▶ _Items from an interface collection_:
━━━━

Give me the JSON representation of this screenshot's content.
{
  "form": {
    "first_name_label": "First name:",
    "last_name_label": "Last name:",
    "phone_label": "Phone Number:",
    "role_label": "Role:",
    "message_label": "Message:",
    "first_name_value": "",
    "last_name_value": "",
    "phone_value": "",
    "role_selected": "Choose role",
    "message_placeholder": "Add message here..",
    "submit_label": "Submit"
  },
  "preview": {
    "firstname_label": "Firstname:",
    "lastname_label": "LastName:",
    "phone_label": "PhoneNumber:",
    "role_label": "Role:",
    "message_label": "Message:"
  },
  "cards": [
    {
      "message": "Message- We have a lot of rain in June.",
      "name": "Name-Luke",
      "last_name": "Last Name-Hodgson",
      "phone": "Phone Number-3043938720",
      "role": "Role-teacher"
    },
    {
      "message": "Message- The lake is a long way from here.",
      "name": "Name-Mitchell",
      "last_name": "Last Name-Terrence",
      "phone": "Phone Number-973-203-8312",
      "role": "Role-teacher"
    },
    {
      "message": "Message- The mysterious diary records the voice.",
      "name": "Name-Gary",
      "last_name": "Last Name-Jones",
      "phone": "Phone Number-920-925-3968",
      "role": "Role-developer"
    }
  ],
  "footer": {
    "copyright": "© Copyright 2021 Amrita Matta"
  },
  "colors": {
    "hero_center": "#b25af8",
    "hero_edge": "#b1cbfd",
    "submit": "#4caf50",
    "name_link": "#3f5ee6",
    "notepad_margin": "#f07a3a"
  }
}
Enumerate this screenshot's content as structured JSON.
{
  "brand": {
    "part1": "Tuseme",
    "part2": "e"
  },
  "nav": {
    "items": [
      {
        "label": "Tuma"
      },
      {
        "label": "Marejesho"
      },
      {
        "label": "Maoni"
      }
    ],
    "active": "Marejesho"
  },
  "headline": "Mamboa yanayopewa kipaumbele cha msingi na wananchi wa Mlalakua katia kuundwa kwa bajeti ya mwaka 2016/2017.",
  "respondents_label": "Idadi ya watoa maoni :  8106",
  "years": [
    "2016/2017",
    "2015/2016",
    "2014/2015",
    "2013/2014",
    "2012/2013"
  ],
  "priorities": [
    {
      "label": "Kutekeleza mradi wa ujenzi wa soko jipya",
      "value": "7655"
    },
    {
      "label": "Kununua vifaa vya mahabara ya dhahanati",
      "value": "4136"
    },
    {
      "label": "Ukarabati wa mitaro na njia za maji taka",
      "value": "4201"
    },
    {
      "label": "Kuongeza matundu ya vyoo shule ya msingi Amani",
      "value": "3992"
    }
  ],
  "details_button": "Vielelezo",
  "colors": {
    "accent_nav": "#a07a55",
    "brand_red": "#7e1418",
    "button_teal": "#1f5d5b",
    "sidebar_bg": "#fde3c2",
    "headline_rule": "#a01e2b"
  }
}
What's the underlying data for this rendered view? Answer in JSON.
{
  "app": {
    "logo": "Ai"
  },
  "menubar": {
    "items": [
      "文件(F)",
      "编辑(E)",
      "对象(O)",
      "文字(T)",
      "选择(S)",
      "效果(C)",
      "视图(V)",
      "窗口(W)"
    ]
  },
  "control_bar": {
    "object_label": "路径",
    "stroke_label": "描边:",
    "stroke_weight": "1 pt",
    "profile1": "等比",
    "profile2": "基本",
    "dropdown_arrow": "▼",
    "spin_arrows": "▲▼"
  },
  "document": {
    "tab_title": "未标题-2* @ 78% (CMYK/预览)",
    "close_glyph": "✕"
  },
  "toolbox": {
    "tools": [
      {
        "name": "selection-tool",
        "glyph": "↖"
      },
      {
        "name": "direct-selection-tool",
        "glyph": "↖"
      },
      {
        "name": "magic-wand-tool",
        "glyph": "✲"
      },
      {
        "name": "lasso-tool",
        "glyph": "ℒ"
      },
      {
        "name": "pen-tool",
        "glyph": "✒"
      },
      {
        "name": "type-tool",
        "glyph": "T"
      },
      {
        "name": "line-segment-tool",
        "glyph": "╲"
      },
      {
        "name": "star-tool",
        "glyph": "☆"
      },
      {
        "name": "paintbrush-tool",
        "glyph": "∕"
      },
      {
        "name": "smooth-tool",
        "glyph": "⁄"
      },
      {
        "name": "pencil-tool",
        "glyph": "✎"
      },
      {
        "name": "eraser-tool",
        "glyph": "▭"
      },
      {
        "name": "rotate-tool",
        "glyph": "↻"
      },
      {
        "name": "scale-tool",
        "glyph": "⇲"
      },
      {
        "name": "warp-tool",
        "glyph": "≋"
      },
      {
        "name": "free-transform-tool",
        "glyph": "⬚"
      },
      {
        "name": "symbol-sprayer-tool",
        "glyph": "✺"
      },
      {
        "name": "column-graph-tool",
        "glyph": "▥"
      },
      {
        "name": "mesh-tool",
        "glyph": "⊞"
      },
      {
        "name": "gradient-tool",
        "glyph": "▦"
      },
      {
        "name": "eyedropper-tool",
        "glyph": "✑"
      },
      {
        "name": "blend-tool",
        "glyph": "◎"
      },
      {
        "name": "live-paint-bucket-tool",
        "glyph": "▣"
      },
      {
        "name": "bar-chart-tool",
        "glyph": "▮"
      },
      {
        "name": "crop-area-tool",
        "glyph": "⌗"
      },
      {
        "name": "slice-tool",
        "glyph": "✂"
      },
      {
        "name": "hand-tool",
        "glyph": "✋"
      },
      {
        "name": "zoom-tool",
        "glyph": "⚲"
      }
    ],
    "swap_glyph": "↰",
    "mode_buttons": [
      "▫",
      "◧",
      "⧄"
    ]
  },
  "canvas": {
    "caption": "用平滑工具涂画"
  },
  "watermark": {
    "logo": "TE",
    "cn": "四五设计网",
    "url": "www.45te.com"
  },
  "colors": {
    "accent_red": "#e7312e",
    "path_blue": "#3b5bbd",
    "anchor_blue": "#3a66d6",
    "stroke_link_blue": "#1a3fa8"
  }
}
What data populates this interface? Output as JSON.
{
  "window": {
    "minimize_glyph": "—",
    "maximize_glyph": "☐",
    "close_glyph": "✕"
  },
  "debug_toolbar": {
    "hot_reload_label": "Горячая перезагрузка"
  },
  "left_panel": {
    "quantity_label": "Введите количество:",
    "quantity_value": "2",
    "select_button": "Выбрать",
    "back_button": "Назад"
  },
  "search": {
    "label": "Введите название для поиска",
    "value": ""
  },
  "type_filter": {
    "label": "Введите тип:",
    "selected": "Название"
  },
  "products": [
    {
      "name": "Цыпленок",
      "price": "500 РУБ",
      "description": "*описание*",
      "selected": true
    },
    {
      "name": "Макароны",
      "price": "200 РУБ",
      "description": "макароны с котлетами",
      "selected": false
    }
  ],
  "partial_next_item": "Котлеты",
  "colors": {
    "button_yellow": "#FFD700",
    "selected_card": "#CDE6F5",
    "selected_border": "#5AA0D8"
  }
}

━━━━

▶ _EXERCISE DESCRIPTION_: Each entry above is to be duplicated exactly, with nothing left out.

▶ _ANSWER AREA_:
Give me the JSON representation of this screenshot's content.
{
  "form": {
    "first_name_label": "First name:",
    "last_name_label": "Last name:",
    "phone_label": "Phone Number:",
    "role_label": "Role:",
    "message_label": "Message:",
    "first_name_value": "",
    "last_name_value": "",
    "phone_value": "",
    "role_selected": "Choose role",
    "message_placeholder": "Add message here..",
    "submit_label": "Submit"
  },
  "preview": {
    "firstname_label": "Firstname:",
    "lastname_label": "LastName:",
    "phone_label": "PhoneNumber:",
    "role_label": "Role:",
    "message_label": "Message:"
  },
  "cards": [
    {
      "message": "Message- We have a lot of rain in June.",
      "name": "Name-Luke",
      "last_name": "Last Name-Hodgson",
      "phone": "Phone Number-3043938720",
      "role": "Role-teacher"
    },
    {
      "message": "Message- The lake is a long way from here.",
      "name": "Name-Mitchell",
      "last_name": "Last Name-Terrence",
      "phone": "Phone Number-973-203-8312",
      "role": "Role-teacher"
    },
    {
      "message": "Message- The mysterious diary records the voice.",
      "name": "Name-Gary",
      "last_name": "Last Name-Jones",
      "phone": "Phone Number-920-925-3968",
      "role": "Role-developer"
    }
  ],
  "footer": {
    "copyright": "© Copyright 2021 Amrita Matta"
  },
  "colors": {
    "hero_center": "#b25af8",
    "hero_edge": "#b1cbfd",
    "submit": "#4caf50",
    "name_link": "#3f5ee6",
    "notepad_margin": "#f07a3a"
  }
}
Enumerate this screenshot's content as structured JSON.
{
  "brand": {
    "part1": "Tuseme",
    "part2": "e"
  },
  "nav": {
    "items": [
      {
        "label": "Tuma"
      },
      {
        "label": "Marejesho"
      },
      {
        "label": "Maoni"
      }
    ],
    "active": "Marejesho"
  },
  "headline": "Mamboa yanayopewa kipaumbele cha msingi na wananchi wa Mlalakua katia kuundwa kwa bajeti ya mwaka 2016/2017.",
  "respondents_label": "Idadi ya watoa maoni :  8106",
  "years": [
    "2016/2017",
    "2015/2016",
    "2014/2015",
    "2013/2014",
    "2012/2013"
  ],
  "priorities": [
    {
      "label": "Kutekeleza mradi wa ujenzi wa soko jipya",
      "value": "7655"
    },
    {
      "label": "Kununua vifaa vya mahabara ya dhahanati",
      "value": "4136"
    },
    {
      "label": "Ukarabati wa mitaro na njia za maji taka",
      "value": "4201"
    },
    {
      "label": "Kuongeza matundu ya vyoo shule ya msingi Amani",
      "value": "3992"
    }
  ],
  "details_button": "Vielelezo",
  "colors": {
    "accent_nav": "#a07a55",
    "brand_red": "#7e1418",
    "button_teal": "#1f5d5b",
    "sidebar_bg": "#fde3c2",
    "headline_rule": "#a01e2b"
  }
}
What's the underlying data for this rendered view? Answer in JSON.
{
  "app": {
    "logo": "Ai"
  },
  "menubar": {
    "items": [
      "文件(F)",
      "编辑(E)",
      "对象(O)",
      "文字(T)",
      "选择(S)",
      "效果(C)",
      "视图(V)",
      "窗口(W)"
    ]
  },
  "control_bar": {
    "object_label": "路径",
    "stroke_label": "描边:",
    "stroke_weight": "1 pt",
    "profile1": "等比",
    "profile2": "基本",
    "dropdown_arrow": "▼",
    "spin_arrows": "▲▼"
  },
  "document": {
    "tab_title": "未标题-2* @ 78% (CMYK/预览)",
    "close_glyph": "✕"
  },
  "toolbox": {
    "tools": [
      {
        "name": "selection-tool",
        "glyph": "↖"
      },
      {
        "name": "direct-selection-tool",
        "glyph": "↖"
      },
      {
        "name": "magic-wand-tool",
        "glyph": "✲"
      },
      {
        "name": "lasso-tool",
        "glyph": "ℒ"
      },
      {
        "name": "pen-tool",
        "glyph": "✒"
      },
      {
        "name": "type-tool",
        "glyph": "T"
      },
      {
        "name": "line-segment-tool",
        "glyph": "╲"
      },
      {
        "name": "star-tool",
        "glyph": "☆"
      },
      {
        "name": "paintbrush-tool",
        "glyph": "∕"
      },
      {
        "name": "smooth-tool",
        "glyph": "⁄"
      },
      {
        "name": "pencil-tool",
        "glyph": "✎"
      },
      {
        "name": "eraser-tool",
        "glyph": "▭"
      },
      {
        "name": "rotate-tool",
        "glyph": "↻"
      },
      {
        "name": "scale-tool",
        "glyph": "⇲"
      },
      {
        "name": "warp-tool",
        "glyph": "≋"
      },
      {
        "name": "free-transform-tool",
        "glyph": "⬚"
      },
      {
        "name": "symbol-sprayer-tool",
        "glyph": "✺"
      },
      {
        "name": "column-graph-tool",
        "glyph": "▥"
      },
      {
        "name": "mesh-tool",
        "glyph": "⊞"
      },
      {
        "name": "gradient-tool",
        "glyph": "▦"
      },
      {
        "name": "eyedropper-tool",
        "glyph": "✑"
      },
      {
        "name": "blend-tool",
        "glyph": "◎"
      },
      {
        "name": "live-paint-bucket-tool",
        "glyph": "▣"
      },
      {
        "name": "bar-chart-tool",
        "glyph": "▮"
      },
      {
        "name": "crop-area-tool",
        "glyph": "⌗"
      },
      {
        "name": "slice-tool",
        "glyph": "✂"
      },
      {
        "name": "hand-tool",
        "glyph": "✋"
      },
      {
        "name": "zoom-tool",
        "glyph": "⚲"
      }
    ],
    "swap_glyph": "↰",
    "mode_buttons": [
      "▫",
      "◧",
      "⧄"
    ]
  },
  "canvas": {
    "caption": "用平滑工具涂画"
  },
  "watermark": {
    "logo": "TE",
    "cn": "四五设计网",
    "url": "www.45te.com"
  },
  "colors": {
    "accent_red": "#e7312e",
    "path_blue": "#3b5bbd",
    "anchor_blue": "#3a66d6",
    "stroke_link_blue": "#1a3fa8"
  }
}
What data populates this interface? Output as JSON.
{
  "window": {
    "minimize_glyph": "—",
    "maximize_glyph": "☐",
    "close_glyph": "✕"
  },
  "debug_toolbar": {
    "hot_reload_label": "Горячая перезагрузка"
  },
  "left_panel": {
    "quantity_label": "Введите количество:",
    "quantity_value": "2",
    "select_button": "Выбрать",
    "back_button": "Назад"
  },
  "search": {
    "label": "Введите название для поиска",
    "value": ""
  },
  "type_filter": {
    "label": "Введите тип:",
    "selected": "Название"
  },
  "products": [
    {
      "name": "Цыпленок",
      "price": "500 РУБ",
      "description": "*описание*",
      "selected": true
    },
    {
      "name": "Макароны",
      "price": "200 РУБ",
      "description": "макароны с котлетами",
      "selected": false
    }
  ],
  "partial_next_item": "Котлеты",
  "colors": {
    "button_yellow": "#FFD700",
    "selected_card": "#CDE6F5",
    "selected_border": "#5AA0D8"
  }
}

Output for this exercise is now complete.